DATASET RECORDS:
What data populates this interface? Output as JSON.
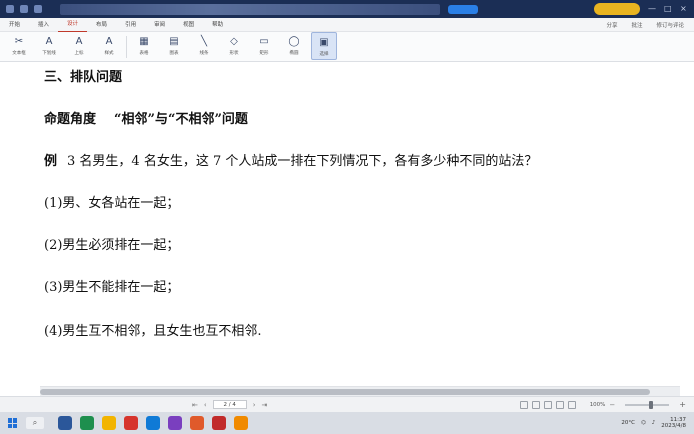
{
  "titlebar": {
    "title": "",
    "login_label": "",
    "controls": [
      "—",
      "□",
      "×"
    ]
  },
  "menu": {
    "items": [
      "开始",
      "插入",
      "设计",
      "布局",
      "引用",
      "审阅",
      "视图",
      "帮助"
    ],
    "active_index": 2,
    "right": [
      "分享",
      "批注",
      "修订与评论"
    ]
  },
  "ribbon": {
    "buttons": [
      {
        "icon": "✂",
        "label": "文本框"
      },
      {
        "icon": "A",
        "label": "下划线"
      },
      {
        "icon": "A",
        "label": "上标"
      },
      {
        "icon": "A",
        "label": "样式"
      },
      {
        "icon": "▦",
        "label": "表格"
      },
      {
        "icon": "▤",
        "label": "图表"
      },
      {
        "icon": "╲",
        "label": "线条"
      },
      {
        "icon": "◇",
        "label": "形状"
      },
      {
        "icon": "▭",
        "label": "矩形"
      },
      {
        "icon": "◯",
        "label": "椭圆"
      },
      {
        "icon": "▣",
        "label": "选择"
      }
    ]
  },
  "document": {
    "section_heading": "三、排队问题",
    "topic_label": "命题角度",
    "topic_text": "“相邻”与“不相邻”问题",
    "example_label": "例",
    "example_text": "3 名男生，4 名女生，这 7 个人站成一排在下列情况下，各有多少种不同的站法？",
    "items": [
      "(1)男、女各站在一起；",
      "(2)男生必须排在一起；",
      "(3)男生不能排在一起；",
      "(4)男生互不相邻，且女生也互不相邻."
    ]
  },
  "statusbar": {
    "page_indicator": "2 / 4",
    "zoom": "100%",
    "zoom_level_fraction": 0.6
  },
  "taskbar": {
    "weather": "20°C",
    "time": "11:37",
    "date": "2023/4/8",
    "icon_colors": [
      "#2b579a",
      "#1e8f4e",
      "#f2b400",
      "#d6342c",
      "#0f7ad6",
      "#7a3fbf",
      "#e05a2b",
      "#c12b2b",
      "#f08a00"
    ]
  }
}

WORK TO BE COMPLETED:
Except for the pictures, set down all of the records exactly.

OUTPUT OF THE TASK:
What data populates this interface? Output as JSON.
{
  "titlebar": {
    "title": "",
    "login_label": "",
    "controls": [
      "—",
      "□",
      "×"
    ]
  },
  "menu": {
    "items": [
      "开始",
      "插入",
      "设计",
      "布局",
      "引用",
      "审阅",
      "视图",
      "帮助"
    ],
    "active_index": 2,
    "right": [
      "分享",
      "批注",
      "修订与评论"
    ]
  },
  "ribbon": {
    "buttons": [
      {
        "icon": "✂",
        "label": "文本框"
      },
      {
        "icon": "A",
        "label": "下划线"
      },
      {
        "icon": "A",
        "label": "上标"
      },
      {
        "icon": "A",
        "label": "样式"
      },
      {
        "icon": "▦",
        "label": "表格"
      },
      {
        "icon": "▤",
        "label": "图表"
      },
      {
        "icon": "╲",
        "label": "线条"
      },
      {
        "icon": "◇",
        "label": "形状"
      },
      {
        "icon": "▭",
        "label": "矩形"
      },
      {
        "icon": "◯",
        "label": "椭圆"
      },
      {
        "icon": "▣",
        "label": "选择"
      }
    ]
  },
  "document": {
    "section_heading": "三、排队问题",
    "topic_label": "命题角度",
    "topic_text": "“相邻”与“不相邻”问题",
    "example_label": "例",
    "example_text": "3 名男生，4 名女生，这 7 个人站成一排在下列情况下，各有多少种不同的站法？",
    "items": [
      "(1)男、女各站在一起；",
      "(2)男生必须排在一起；",
      "(3)男生不能排在一起；",
      "(4)男生互不相邻，且女生也互不相邻."
    ]
  },
  "statusbar": {
    "page_indicator": "2 / 4",
    "zoom": "100%",
    "zoom_level_fraction": 0.6
  },
  "taskbar": {
    "weather": "20°C",
    "time": "11:37",
    "date": "2023/4/8",
    "icon_colors": [
      "#2b579a",
      "#1e8f4e",
      "#f2b400",
      "#d6342c",
      "#0f7ad6",
      "#7a3fbf",
      "#e05a2b",
      "#c12b2b",
      "#f08a00"
    ]
  }
}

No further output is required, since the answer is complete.